[Entries from a dataset of interfaces]
============
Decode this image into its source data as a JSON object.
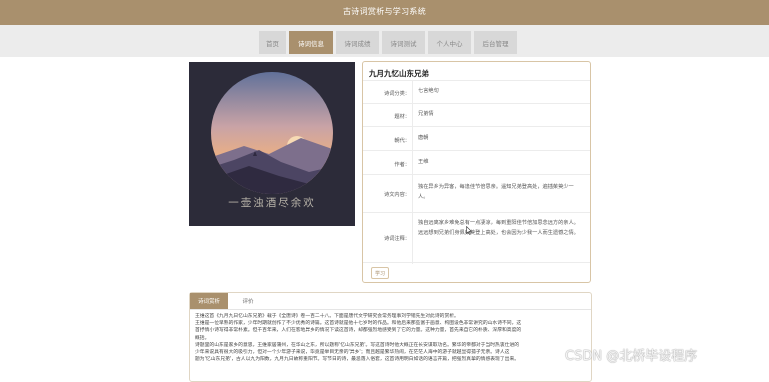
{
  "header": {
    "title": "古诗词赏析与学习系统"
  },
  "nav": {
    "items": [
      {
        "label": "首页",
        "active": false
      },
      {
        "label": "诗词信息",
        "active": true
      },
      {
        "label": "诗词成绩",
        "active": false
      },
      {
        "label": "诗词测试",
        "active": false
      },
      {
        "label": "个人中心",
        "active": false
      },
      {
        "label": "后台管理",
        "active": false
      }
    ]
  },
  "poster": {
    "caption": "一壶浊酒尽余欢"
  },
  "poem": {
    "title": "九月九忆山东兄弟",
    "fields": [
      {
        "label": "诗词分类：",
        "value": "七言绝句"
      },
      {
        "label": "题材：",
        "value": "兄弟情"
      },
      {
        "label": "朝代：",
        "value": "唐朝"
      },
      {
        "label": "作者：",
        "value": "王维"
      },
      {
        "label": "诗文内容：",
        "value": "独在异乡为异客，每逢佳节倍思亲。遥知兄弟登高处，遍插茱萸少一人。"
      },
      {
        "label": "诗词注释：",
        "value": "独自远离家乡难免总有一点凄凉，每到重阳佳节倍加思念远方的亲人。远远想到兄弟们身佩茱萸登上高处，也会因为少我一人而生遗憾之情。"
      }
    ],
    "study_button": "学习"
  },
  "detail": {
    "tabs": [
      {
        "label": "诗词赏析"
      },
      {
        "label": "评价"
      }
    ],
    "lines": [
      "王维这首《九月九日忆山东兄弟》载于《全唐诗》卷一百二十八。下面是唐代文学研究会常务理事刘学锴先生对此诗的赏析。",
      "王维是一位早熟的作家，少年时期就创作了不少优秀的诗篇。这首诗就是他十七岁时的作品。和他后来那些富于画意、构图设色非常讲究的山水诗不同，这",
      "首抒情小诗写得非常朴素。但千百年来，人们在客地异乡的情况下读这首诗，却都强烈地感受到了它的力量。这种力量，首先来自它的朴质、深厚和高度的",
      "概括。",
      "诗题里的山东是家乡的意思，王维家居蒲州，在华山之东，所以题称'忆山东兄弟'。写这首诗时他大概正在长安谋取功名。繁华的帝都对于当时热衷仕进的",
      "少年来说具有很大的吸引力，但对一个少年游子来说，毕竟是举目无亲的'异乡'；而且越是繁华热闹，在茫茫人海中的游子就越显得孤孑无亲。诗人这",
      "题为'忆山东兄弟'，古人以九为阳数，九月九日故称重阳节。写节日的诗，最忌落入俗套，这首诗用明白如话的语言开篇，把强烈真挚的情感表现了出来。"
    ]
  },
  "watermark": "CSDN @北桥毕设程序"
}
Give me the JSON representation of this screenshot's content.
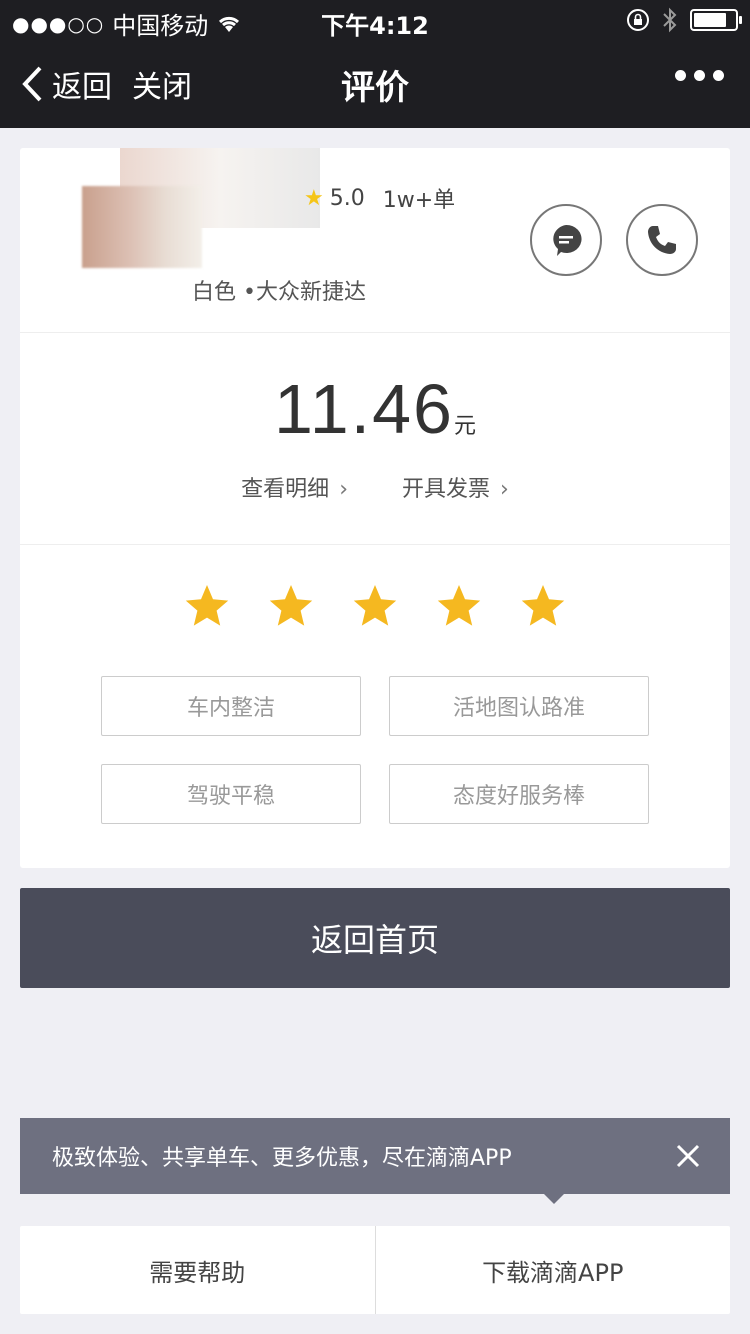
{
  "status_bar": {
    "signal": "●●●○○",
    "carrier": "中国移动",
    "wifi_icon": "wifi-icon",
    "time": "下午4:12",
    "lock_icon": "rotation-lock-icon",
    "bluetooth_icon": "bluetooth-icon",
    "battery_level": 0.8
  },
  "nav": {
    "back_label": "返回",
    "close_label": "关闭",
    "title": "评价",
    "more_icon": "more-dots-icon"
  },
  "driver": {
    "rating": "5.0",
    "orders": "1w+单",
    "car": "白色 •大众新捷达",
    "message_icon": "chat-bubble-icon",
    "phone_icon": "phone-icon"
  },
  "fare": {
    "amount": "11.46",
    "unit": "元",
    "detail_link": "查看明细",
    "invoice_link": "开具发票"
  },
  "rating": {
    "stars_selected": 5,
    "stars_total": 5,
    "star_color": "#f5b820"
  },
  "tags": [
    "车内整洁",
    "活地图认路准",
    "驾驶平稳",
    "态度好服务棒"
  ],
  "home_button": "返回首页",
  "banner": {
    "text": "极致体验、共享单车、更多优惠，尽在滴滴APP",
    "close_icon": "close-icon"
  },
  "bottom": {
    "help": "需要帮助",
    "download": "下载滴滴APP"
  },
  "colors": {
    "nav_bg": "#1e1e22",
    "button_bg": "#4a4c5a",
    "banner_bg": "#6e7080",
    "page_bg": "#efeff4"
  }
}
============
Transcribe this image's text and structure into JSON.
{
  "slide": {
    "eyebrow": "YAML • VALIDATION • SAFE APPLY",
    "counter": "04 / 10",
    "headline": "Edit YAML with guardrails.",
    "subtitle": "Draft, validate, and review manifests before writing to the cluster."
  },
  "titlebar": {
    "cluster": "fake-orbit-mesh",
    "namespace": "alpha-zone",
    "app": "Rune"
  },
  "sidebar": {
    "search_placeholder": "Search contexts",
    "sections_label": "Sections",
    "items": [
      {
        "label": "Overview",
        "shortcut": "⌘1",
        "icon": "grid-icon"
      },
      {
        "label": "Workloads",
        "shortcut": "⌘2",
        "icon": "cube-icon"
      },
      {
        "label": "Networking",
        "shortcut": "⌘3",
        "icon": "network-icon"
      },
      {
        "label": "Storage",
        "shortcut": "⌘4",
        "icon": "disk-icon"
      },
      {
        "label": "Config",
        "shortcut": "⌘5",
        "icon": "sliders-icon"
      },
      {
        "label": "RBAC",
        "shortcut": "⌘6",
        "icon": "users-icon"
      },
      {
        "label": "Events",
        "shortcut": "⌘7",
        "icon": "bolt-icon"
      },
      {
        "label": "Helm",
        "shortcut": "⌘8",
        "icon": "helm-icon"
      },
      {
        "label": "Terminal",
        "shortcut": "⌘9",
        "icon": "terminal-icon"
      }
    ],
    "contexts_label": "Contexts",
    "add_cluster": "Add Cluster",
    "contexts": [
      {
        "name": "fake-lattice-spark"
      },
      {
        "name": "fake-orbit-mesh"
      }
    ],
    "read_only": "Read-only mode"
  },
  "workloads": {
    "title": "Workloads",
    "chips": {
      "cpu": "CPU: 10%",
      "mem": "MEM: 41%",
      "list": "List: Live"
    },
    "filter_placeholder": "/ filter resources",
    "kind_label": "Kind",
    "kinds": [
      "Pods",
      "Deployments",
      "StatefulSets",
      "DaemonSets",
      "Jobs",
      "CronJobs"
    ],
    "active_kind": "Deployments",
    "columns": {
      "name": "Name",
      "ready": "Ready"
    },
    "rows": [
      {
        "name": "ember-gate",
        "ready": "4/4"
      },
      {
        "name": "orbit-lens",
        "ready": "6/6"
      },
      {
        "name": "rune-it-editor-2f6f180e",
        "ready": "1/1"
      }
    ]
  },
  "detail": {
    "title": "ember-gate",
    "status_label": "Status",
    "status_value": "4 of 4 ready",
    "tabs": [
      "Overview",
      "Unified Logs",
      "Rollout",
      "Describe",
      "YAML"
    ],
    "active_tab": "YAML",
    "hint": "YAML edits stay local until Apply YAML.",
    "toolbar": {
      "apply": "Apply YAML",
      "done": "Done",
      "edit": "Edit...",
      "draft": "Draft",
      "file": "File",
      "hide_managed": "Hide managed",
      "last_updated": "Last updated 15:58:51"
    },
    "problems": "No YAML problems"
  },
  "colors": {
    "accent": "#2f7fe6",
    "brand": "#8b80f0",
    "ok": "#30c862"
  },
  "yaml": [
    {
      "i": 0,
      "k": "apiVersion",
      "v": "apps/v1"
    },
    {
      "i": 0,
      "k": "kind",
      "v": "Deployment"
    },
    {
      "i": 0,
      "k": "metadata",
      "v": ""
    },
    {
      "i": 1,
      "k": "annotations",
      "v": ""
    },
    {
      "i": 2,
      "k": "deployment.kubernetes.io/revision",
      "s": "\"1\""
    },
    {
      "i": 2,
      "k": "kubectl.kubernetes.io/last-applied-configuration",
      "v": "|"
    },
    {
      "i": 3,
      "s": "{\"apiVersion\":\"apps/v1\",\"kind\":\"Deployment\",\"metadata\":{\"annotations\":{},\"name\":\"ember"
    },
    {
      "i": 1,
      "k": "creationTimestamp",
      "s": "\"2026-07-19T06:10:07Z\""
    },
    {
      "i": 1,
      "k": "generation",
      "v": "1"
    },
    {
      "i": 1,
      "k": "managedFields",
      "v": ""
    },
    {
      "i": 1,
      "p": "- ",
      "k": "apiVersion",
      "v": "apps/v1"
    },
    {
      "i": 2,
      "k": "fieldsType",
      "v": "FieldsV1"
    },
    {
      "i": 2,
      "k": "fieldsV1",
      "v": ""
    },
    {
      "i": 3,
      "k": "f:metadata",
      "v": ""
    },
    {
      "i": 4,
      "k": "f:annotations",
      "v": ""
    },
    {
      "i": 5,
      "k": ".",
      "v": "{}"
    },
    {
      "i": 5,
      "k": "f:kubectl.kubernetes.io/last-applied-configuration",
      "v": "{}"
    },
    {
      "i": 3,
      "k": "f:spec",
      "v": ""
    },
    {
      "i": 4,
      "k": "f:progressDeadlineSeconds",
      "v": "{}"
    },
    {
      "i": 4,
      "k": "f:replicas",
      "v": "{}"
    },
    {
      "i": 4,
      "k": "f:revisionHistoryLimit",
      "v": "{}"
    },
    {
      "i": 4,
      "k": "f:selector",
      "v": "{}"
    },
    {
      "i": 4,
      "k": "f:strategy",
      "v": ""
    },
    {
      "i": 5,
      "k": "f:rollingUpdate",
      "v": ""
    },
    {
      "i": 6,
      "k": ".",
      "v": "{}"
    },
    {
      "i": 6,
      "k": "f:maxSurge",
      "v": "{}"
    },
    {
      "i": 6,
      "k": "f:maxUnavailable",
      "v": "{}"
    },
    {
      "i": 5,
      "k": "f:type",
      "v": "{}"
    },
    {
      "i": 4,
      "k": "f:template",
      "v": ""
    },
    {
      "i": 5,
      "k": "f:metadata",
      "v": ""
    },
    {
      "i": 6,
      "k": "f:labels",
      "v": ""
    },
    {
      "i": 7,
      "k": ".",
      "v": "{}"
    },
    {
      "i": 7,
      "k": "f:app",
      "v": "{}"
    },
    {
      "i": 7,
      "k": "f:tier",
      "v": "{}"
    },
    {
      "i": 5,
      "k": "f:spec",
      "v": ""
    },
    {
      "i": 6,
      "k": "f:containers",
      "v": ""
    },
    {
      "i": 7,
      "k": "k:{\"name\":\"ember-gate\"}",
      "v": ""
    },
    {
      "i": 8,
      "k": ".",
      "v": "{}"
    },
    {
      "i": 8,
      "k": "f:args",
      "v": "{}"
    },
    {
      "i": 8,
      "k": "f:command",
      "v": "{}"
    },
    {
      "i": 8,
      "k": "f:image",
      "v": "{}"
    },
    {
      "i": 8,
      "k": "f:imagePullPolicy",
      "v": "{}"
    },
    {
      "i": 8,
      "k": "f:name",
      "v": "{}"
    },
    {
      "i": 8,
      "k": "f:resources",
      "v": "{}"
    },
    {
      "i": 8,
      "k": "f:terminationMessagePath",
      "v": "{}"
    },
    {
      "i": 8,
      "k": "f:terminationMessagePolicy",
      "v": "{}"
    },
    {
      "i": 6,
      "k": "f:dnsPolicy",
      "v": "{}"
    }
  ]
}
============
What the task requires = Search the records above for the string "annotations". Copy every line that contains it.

Expected output =
      "k": "annotations",
      "s": "{\"apiVersion\":\"apps/v1\",\"kind\":\"Deployment\",\"metadata\":{\"annotations\":{},\"name\":\"ember"
      "k": "f:annotations",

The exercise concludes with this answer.